John Toll, ASC rose up through the ranks as an assistant and operator — working with such ASC members as Jordan Cronenweth, Conrad L. Hall and Allen Daviau — before shooting his first feature film, Wind (1992). He then earned back-to-back Academy Awards for his work in Legends of the Fall (1994) and Braveheart (1995), and was later nominated for The Thin Red Line (1998). He recently completed the second season of the sci-fi series Sense8 and the feature Billy Lynn's Long Halftime Walk.
Varese sketches his professional background, which involved training as an architect, working as a translator, and serving as CNN’s first cameraman in El Salvador, discusses how he and Guillermo Del Toro approached the pilot for the supernatural series The Strain, breaks down the visual approach to the suspenseful opening sequence of The Strain, and details his lighting of the Harlem pawnshop, one of the show’s key locations. and why he fought for a specific lighting effect in the set for the Stoneheart Group, the villains in The Strain. He describes how he lit the airplane interior as a medical team investigates what happened, the challenges of introducing The Master, a vampiric creature that required a mix of prosthetics and CGI, and details his visual approach to the morgue, another key practical location in The Strain.
- Devising a Look
- Opening Sequence
- The Pawn Shop
- Creating "Pitch Black"
- Picking Battles
- The Master
- The Morgue
Born in Peru, Checco Varese, ASC, AMC, began his career shooting television news and documentaries for broadcast networks. In the mid-1990s he established himself as a leading director of photography, shooting hundreds of music videos, including the Dave Matthews Band’s “Crash” and Prince’s “Black Sweat,” for which he was nominated for an MTV Video Music Award. His cinematography credits include the upcoming feature The 33, as well as the TV projects The Strain, Point of Honor, Reign and Their Eyes Were Watching God, and the features The Aura and La Misma Luna.
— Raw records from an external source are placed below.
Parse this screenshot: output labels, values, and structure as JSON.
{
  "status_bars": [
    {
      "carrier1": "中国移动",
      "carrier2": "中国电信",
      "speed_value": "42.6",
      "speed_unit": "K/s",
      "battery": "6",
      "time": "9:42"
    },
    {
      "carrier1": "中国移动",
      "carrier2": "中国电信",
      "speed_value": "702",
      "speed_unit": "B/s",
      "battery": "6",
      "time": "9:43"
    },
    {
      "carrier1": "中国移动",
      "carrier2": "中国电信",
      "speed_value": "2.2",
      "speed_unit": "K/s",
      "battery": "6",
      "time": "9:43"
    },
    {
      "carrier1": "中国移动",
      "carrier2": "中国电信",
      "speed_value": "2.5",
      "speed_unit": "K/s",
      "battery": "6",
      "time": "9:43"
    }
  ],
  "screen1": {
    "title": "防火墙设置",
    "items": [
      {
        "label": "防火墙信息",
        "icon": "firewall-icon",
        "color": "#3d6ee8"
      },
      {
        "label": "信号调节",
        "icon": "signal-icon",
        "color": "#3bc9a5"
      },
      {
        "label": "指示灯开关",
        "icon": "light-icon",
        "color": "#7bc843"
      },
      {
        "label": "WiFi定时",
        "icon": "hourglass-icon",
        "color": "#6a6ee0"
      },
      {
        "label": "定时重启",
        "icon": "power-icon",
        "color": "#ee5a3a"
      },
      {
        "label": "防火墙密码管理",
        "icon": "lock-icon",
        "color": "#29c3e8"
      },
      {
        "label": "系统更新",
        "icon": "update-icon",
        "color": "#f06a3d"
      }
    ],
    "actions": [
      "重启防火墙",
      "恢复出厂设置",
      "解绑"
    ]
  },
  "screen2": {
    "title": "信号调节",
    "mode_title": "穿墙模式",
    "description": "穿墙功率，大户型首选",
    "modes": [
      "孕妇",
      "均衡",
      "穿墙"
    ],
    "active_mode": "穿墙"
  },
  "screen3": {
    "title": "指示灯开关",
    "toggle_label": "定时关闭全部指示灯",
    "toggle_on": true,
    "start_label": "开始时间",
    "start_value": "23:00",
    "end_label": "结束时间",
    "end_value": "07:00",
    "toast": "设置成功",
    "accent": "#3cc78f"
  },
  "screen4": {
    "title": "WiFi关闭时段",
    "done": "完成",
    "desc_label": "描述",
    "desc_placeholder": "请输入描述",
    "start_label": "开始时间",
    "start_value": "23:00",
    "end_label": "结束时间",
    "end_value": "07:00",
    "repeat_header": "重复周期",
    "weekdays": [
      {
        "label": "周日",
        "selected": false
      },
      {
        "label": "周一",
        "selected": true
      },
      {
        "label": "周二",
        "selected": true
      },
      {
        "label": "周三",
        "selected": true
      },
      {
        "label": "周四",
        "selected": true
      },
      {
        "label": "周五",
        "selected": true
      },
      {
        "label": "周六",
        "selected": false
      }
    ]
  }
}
Wexler reveals how he caught “the cinematography bug” as a youth in Chicago and discusses his first paying job, his philosophy about documentary filmmaking, noting, “You don’t get what you want; you want what you get.”, and recalls his work on Mike Nichols’ Who’s Afraid of Virginia Woolf? and how he approached his acceptance speech at the Academy Awards. He discusses the genesis of Medium Cool, a fiction/nonfiction hybrid that he wrote, directed and shot in Chicago during the tumultuous summer of 1968, and recalls how a shot in the Russian film The Cranes Are Flying helped inspire some of the camerawork in Bound for Glory, which marked the first use of a Steadicam in a motion picture.
Wexler also discusses the film industry’s dangerous practice of long work hours, the subject of his documentary Who Needs Sleep?, and the ASC’s emphasis on character and how this translates into behavior on the set.
- Starting Out
- Documentary Filmmaking
- Who's Afraid of Virginia Woolf?
- Medium Cool
- Bound for Glory
- Dangerous Labour Practices
- The ASC and Character
Born in Chicago in 1922, Haskell Wexler, ASC, is one of the most influential cinematographers in film history. In a career that has spanned six decades, he has received five Academy Award nominations, winning the prize for Who's Afraid of Virginia Woolf? (1966) and Bound for Glory(1976). Medium Cool (1969), a fiction/nonfiction hybrid that he wrote, directed and photographed, is considered a landmark in American film. His feature credits also include In the Heat of the Night (1967), The Thomas Crown Affair (1968), Coming Home (1978), Matewan (1987), Blaze (1989) and Who Needs Sleep? (2006). He received the ASC Lifetime Achievement Award in 1993.